Founded in 1986 as a private, non-operating charitable institution, the Marisla Foundation donates millions of dollars annually to “the search for solutions to health and environmental threats caused by toxic chemicals.” Many of these funds go to progressive political groups like the Center for American Progress (CAP) and several environmental nonprofits that publicly oppose the use of biotechnology in agriculture.
The Marisla Foundation has contributed over $100,000 to the Organic Consumers Association (OCA). The OCA said in September 2018 that it supports a ban on glyphosate, an herbicide often paired with GMO crops, because consumers deserve “a poison-free environment [and] pesticide-free food.” OCA also provided the initial financing to establish U.S. Right to Know (USRTK), an anti-GMO advocacy group that posts the emails of biotech researchers online and alleges they are paid by Monsanto to cover up the dangers of GMOs.
Environmental advocacy group Natural Resources Defense Council (NRDC), which has received $3.5 million from the Marisla Foundation, shares this conspiratorial view of the biotech industry. In May 2018, NRDC senior scientist Jennifer Sass argued that “The Environmental Protection Agency (EPA) pesticide office continues to side with Monsanto’s interests to protect glyphosate-based herbicide products like Roundup.” Sass has previously accused pesticide manufacturers of producing “biased or even bad science,” and described regulators at the EPA as “Monsanto Mouthpieces” in February 2018.
The Center for American Progress (CAP) has received $6 million in total donations from the Marisla Foundation and claimed in May 2018 that “big business rules American agriculture.” Dissatisfied with this alleged corporate influence on US farming, CAP has lobbied the federal government to subsidize organic agriculture and argued that organic food offers nutritional benefits over conventionally-produced food, though there is little evidence to support this assertion. The Marisla Foundation grant recipient has also lamented the development GMO AquAdvantage salmon, which began reaching Canadian consumers in 2018. CAP argued in 2015, following the lead of fellow Marisla grant recipient EarthJustice, that the genetically modified fish presents “a slew of environmental concerns,” including the possibility of “the fast-growing salmon escaping into the wild and out-competing native populations.”
Annual Revenue: $51,396,549 (2015)
Major Recipients (total contributions 2012-present)
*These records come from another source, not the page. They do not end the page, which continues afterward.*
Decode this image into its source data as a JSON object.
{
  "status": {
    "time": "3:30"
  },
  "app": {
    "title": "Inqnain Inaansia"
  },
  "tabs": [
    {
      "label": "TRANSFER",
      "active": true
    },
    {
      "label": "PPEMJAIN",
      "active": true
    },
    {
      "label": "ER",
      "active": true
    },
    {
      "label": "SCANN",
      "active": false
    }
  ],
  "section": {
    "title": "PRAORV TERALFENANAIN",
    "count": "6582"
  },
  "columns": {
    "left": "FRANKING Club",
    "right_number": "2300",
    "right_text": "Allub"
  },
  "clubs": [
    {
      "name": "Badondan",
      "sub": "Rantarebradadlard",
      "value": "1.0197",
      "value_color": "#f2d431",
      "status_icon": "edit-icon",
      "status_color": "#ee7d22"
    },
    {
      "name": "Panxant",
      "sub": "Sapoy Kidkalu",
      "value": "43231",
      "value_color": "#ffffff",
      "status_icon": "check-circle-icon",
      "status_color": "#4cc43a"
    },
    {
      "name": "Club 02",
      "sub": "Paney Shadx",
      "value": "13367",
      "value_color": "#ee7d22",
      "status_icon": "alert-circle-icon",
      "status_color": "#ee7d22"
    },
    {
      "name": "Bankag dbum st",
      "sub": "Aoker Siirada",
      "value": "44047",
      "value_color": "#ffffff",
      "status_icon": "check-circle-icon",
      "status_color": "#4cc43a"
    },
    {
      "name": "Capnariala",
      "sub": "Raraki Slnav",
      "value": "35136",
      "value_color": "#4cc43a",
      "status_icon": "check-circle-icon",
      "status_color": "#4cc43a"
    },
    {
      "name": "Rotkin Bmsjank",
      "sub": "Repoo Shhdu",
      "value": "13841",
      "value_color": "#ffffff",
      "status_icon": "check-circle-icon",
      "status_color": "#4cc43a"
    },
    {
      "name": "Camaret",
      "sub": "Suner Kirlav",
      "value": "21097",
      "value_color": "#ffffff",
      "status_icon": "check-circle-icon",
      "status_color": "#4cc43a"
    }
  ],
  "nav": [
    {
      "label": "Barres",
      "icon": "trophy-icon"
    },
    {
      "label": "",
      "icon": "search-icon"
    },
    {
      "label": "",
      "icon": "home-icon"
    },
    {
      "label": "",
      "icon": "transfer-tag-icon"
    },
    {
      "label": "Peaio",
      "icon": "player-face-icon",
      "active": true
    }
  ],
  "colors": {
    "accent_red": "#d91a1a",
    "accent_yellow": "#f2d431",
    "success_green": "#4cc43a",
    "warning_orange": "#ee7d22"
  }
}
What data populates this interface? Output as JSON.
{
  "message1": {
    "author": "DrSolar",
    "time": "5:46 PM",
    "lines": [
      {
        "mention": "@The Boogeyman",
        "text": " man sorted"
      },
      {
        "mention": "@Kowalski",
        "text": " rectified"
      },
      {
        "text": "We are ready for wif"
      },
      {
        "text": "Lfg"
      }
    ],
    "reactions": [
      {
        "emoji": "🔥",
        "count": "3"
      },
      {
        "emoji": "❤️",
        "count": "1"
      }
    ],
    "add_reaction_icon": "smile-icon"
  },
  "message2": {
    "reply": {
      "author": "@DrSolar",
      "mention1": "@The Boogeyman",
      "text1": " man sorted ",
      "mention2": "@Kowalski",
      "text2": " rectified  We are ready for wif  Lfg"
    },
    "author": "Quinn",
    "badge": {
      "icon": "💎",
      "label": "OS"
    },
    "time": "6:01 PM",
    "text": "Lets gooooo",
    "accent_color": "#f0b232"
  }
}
Center for American Progress $6,000,000
Natural Resources Defense Council $3,500,000
Environmental Working Group $1,800,000
Kitchen Table Campaigns $850,000
Pesticide Action Network $810,000
Center for International Environmental Law $650,000
Trust for Conservation Innovation $580,000
Earth Island Institute $430,000
Center for Food Safety $350,000
Sierra Club $300,000
Center for Biological Diversity $260,000
Beyond Pesticides $170,000
Organic Consumers Association $120,000